CTH, Thailand’s second-largest pay-TV operator, is continuing its search for a sustainable business model, refocusing its sights on premium sports rights and international content in a country where TV dynamics have shifted dramatically from paid to free models in recent years.
“We are getting back to focusing on the pay-TV business,” CTH’s recently appointed CEO, Amarit Sukhavanij (pictured), told attendees at last week’s Thailand TV and Video Industry Forum, an event staged by Media Partners Asia (MPA).
“That means we have to deliver new desirable content, give them good value-for-money pricing, and also give them the best service,” Amarit said.
“Especially on the last part, we have not been able to do that,” he added.
CTH has already explored multiple business models since launching as a content aggregator for local cable networks five years ago, operating as a mixed MSO and DTH service today after merging with DTH provider GMM Z last year.
CTH only has direct access to a small minority of subs on its cable network, which has made it difficult to recoup some hefty content investments placed in the past.
These included US$300 million for three years of Barclays Premier League (BPL) football as well as a multi-year licensing deal for around 20 linear channels from Fox, both made in a bid to weaken the grip of Thailand’s pay-TV incumbent, TrueVisions, run by telecoms group True.
CTH efforts to roll out broadband services via its cable partners last year also struggled to gain traction.
Amarit is reining in CTH’s triple-play ambition, at least for the short term, to focus instead on improving the company’s core pay-TV proposition, revisiting fundamentals such as billing, pricing and packaging.
“Buying content alone is not enough. That is what we found in the past,” he said.
“What we are trying to do now is get more customer engagement,” he added. “We have to market our content better.”
Despite disappointing returns from existing BPL rights, Amarit still wants CTH to defend its hold on the league, as around half of current subscribers have signed up to watch the games.
“We have to find ways to make it profitable,” he stressed.
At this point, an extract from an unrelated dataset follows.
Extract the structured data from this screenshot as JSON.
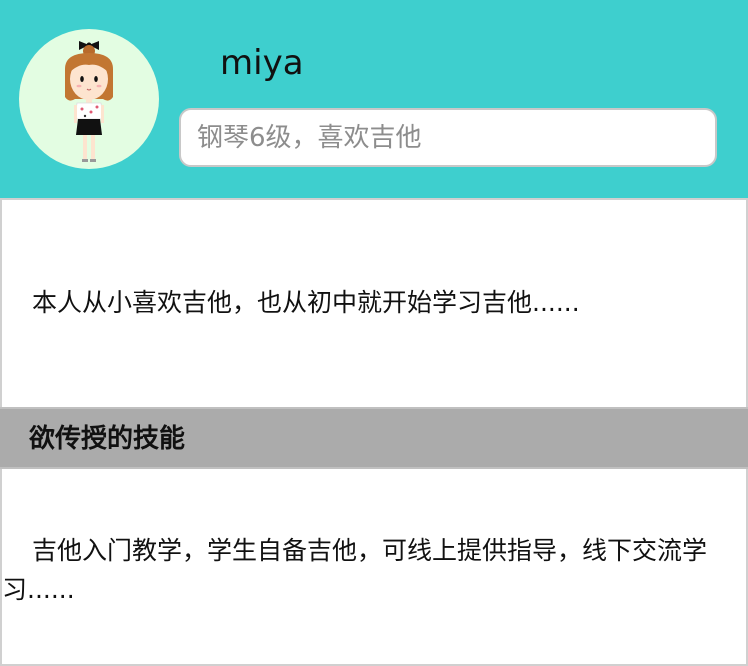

At the same time, CTH’s new boss is keen to build up the channel offer for women and families, with a particular focus on entertainment, kids and news, while bolstering multiscreen and on-demand services, to strengthen subscriber loyalty.
“That’s why we did the deal with DreamWorks,” Amarit said, referring to the global debut of the US animations studio’s first-ever linear channel on CTH earlier in the month.
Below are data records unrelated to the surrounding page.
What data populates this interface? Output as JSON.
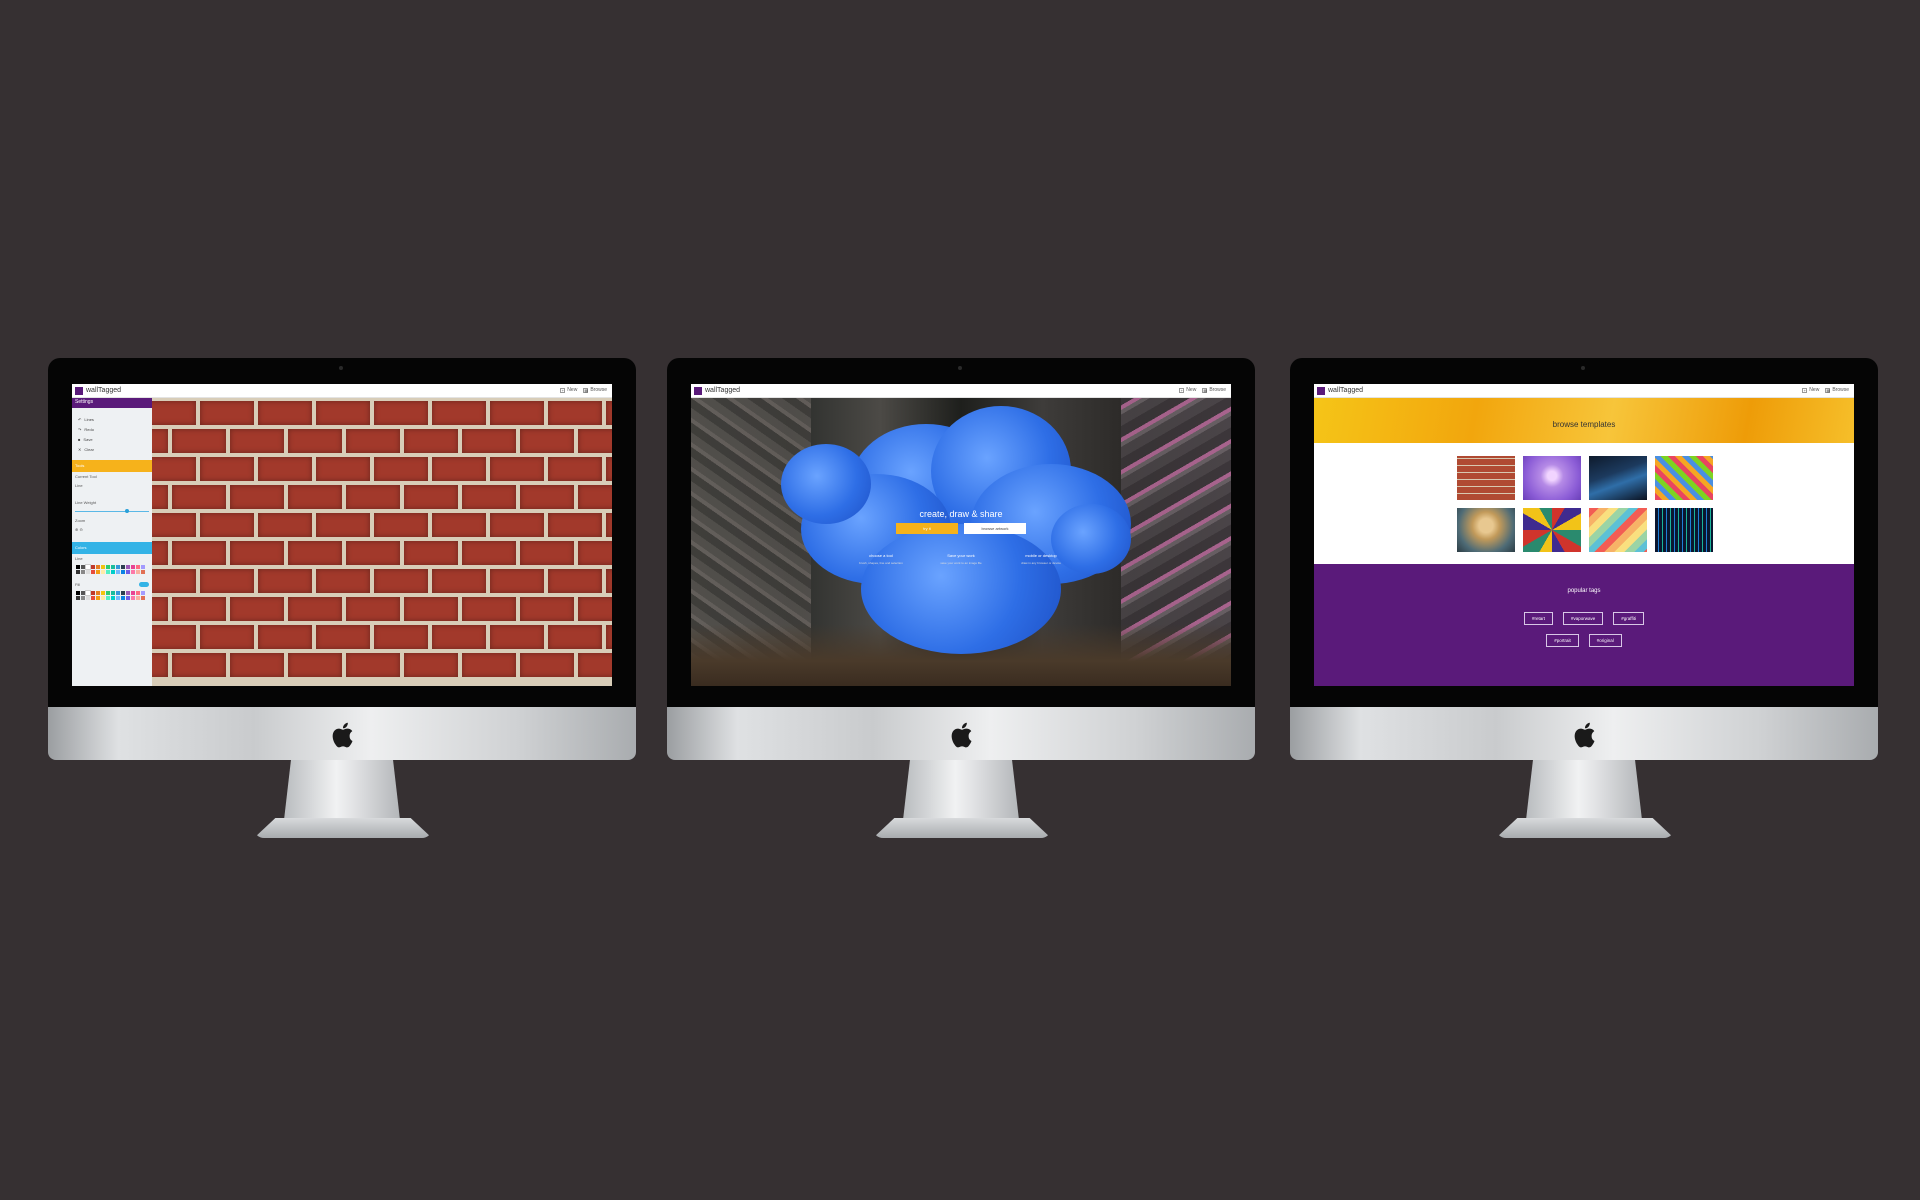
{
  "app": {
    "brand": "wallTagged",
    "nav": {
      "new_label": "New",
      "browse_label": "Browse"
    }
  },
  "screen1": {
    "panel_title": "Settings",
    "tools": [
      "Lines",
      "Redo",
      "Save",
      "Clear"
    ],
    "tools_section": "Tools",
    "draw_tool_label": "Current Tool",
    "draw_tool_value": "Line",
    "line_weight_label": "Line Weight",
    "zoom_label": "Zoom",
    "colors_section": "Colors",
    "line_label": "Line",
    "fill_label": "Fill",
    "colors": {
      "accent_purple": "#5a1a7a",
      "accent_yellow": "#f6b21b",
      "accent_blue": "#33b3e6"
    }
  },
  "screen2": {
    "title": "create, draw & share",
    "primary_button": "try it",
    "secondary_button": "browse artwork",
    "features": [
      {
        "title": "choose a tool",
        "desc": "brush, shapes, line and selection"
      },
      {
        "title": "Save your work",
        "desc": "save your work to an image file"
      },
      {
        "title": "mobile or desktop",
        "desc": "draw in any browser or device"
      }
    ]
  },
  "screen3": {
    "title": "browse templates",
    "tags_title": "popular tags",
    "tags_row1": [
      "#retart",
      "#vaporwave",
      "#graffiti"
    ],
    "tags_row2": [
      "#portrait",
      "#original"
    ]
  }
}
“It’s not just about what’s on-screen,” he explained. “It’s about other things around the brand.”
CTH has also signed carriage deals for Hits, Nick Jr and Warner TV.
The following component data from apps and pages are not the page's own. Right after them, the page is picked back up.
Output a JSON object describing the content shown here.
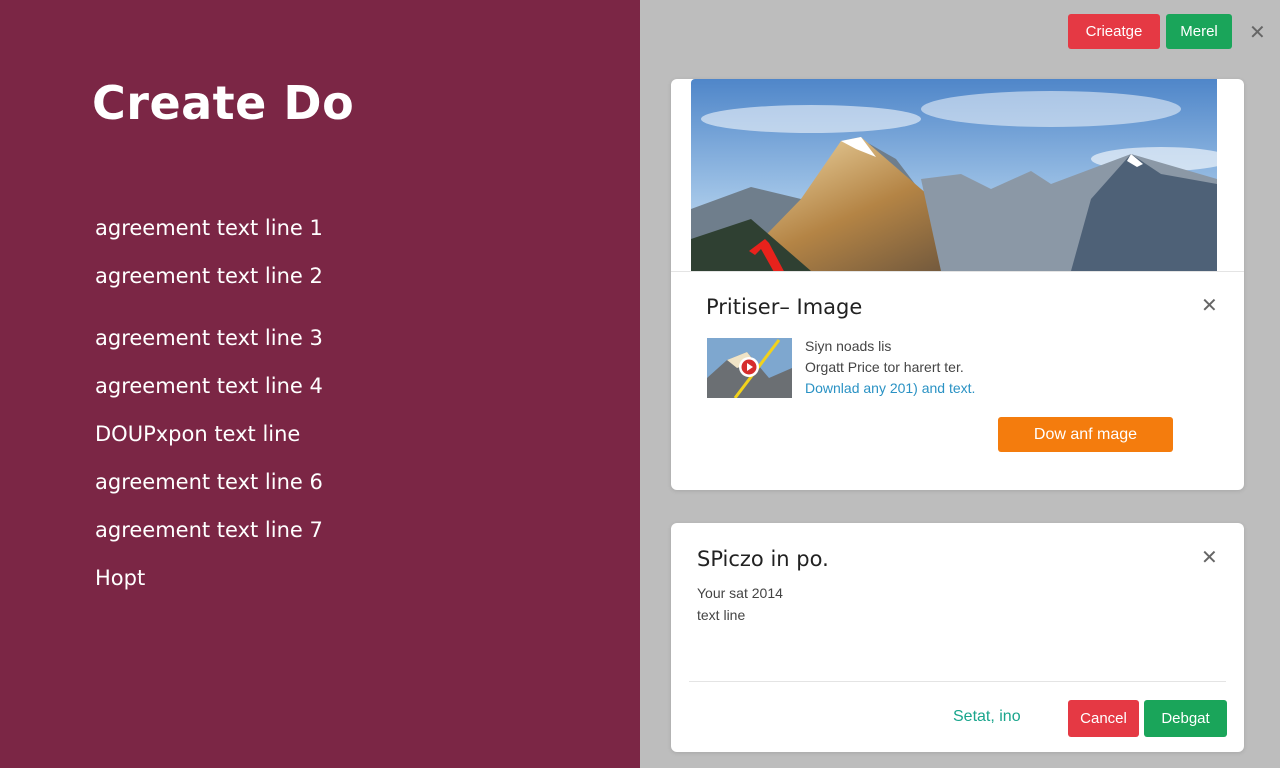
{
  "left": {
    "title": "Create Do",
    "lines": [
      "agreement text line 1",
      "agreement text line 2",
      "agreement text line 3",
      "agreement text line 4",
      "DOUPxpon text line",
      "agreement text line 6",
      "agreement text line 7",
      "Hopt"
    ]
  },
  "topbar": {
    "create_label": "Crieatge",
    "merge_label": "Merel",
    "close_glyph": "✕"
  },
  "image_card": {
    "title": "Pritiser– Image",
    "close_glyph": "✕",
    "desc_line1": "Siyn noads lis",
    "desc_line2": "Orgatt Price tor harert ter.",
    "desc_link": "Downlad any 201) and text.",
    "cta_label": "Dow anf mage"
  },
  "info_card": {
    "title": "SPiczo in po.",
    "close_glyph": "✕",
    "body_line1": "Your sat 2014",
    "body_line2": "text line",
    "link_label": "Setat, ino",
    "red_label": "Cancel",
    "green_label": "Debgat"
  },
  "colors": {
    "left_bg": "#7b2645",
    "btn_red": "#e53944",
    "btn_green": "#1aa55a",
    "cta_orange": "#f47c0d",
    "link_teal": "#19a58c",
    "link_blue": "#2a92c4"
  }
}
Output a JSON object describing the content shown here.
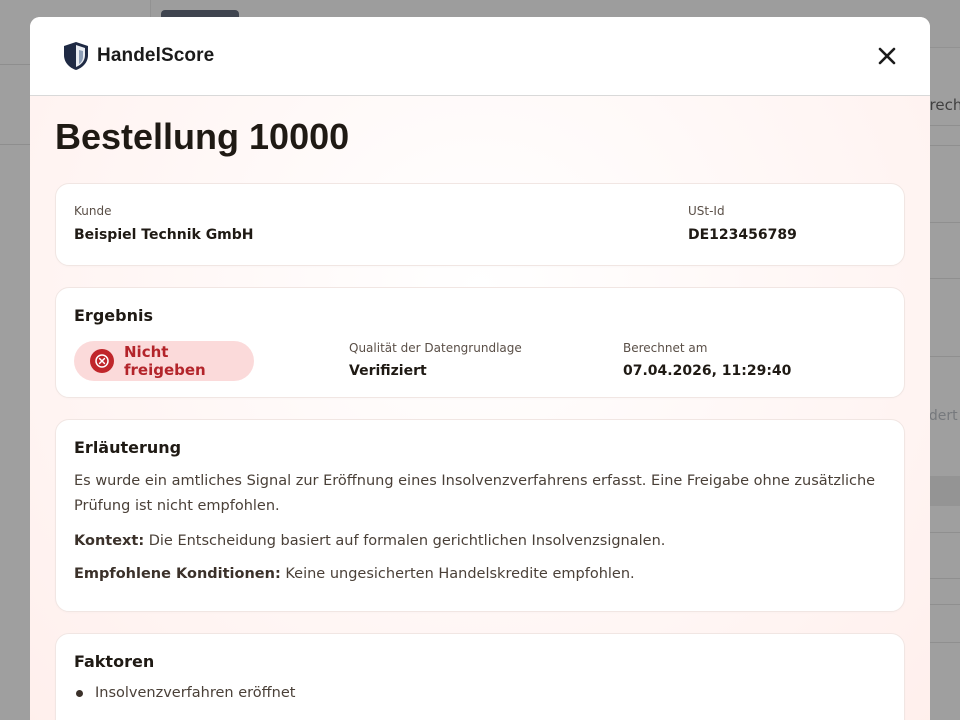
{
  "app": {
    "brand_name": "HandelScore"
  },
  "background": {
    "side_text_1": "prech",
    "side_text_2": "ndert"
  },
  "order": {
    "title": "Bestellung 10000"
  },
  "customer": {
    "customer_label": "Kunde",
    "customer_value": "Beispiel Technik GmbH",
    "vat_label": "USt-Id",
    "vat_value": "DE123456789"
  },
  "result": {
    "title": "Ergebnis",
    "badge_label": "Nicht freigeben",
    "quality_label": "Qualität der Datengrundlage",
    "quality_value": "Verifiziert",
    "computed_label": "Berechnet am",
    "computed_value": "07.04.2026, 11:29:40"
  },
  "explanation": {
    "title": "Erläuterung",
    "text": "Es wurde ein amtliches Signal zur Eröffnung eines Insolvenzverfahrens erfasst. Eine Freigabe ohne zusätzliche Prüfung ist nicht empfohlen.",
    "context_label": "Kontext:",
    "context_text": " Die Entscheidung basiert auf formalen gerichtlichen Insolvenzsignalen.",
    "conditions_label": "Empfohlene Konditionen:",
    "conditions_text": " Keine ungesicherten Handelskredite empfohlen."
  },
  "factors": {
    "title": "Faktoren",
    "items": [
      "Insolvenzverfahren eröffnet"
    ]
  },
  "colors": {
    "brand_dark": "#1f2a44",
    "danger": "#c0262a",
    "danger_bg": "#fbdada"
  },
  "icons": {
    "brand": "shield-logo-icon",
    "close": "close-icon",
    "badge": "x-circle-icon"
  }
}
To succeed, Amarit must buck current industry trends in Thailand where the market for premium pay-TV has remained relatively static over the last decade or so.
Basic tier subs have seen some uplift, largely via utility cable networks, while multi-channel penetration via free satellite has surged ahead.
Additionally, last year saw the launch of 24 digital terrestrial channels, competing for eyeballs with hundreds of existing freesat channels as well as Thailand’s two formidable free-to-air leaders, Channel 3 and Channel 7.
Forecasts from MPA suggest that pay-TV services will attract relatively few new subscribers in the foreseeable future, with pay-TV penetration projected to rise at a 1.6% CAGR from 2014 to 2019, from 28.4% to 30.2% of TV homes.
True meanwhile won’t cede ground willingly, looking to amortize sport and entertainment investment across free and pay channels, while consolidating its hold on the market for pay-TV advertising.
The telco secured two DTT licenses of its own, one for a variety channel and one for news.
At the same time, ratings success for rival DTT offering Mono29, programmed around US movies and dramas, has highlighted the audience appeal of international content.
Meanwhile, some international channel operators are rethinking the value of exclusive deals, as new distribution dynamics take shape.
That’s one area where CTH and True will be going head-to-head, as both attempt to reclaim Thailand’s weakened market for premium pay-TV.
“There’s one channel known as the mini TrueVisions,” ruefully noted TrueVisions’ chief commercial officer, Birathon Kasemsri, speaking earlier in the day at the same forum.
“I think they did a great job to leverage the traditional positioning that we have, the leadership in international films and series,” Birathon added.
“But they just woke up a sleeping giant.”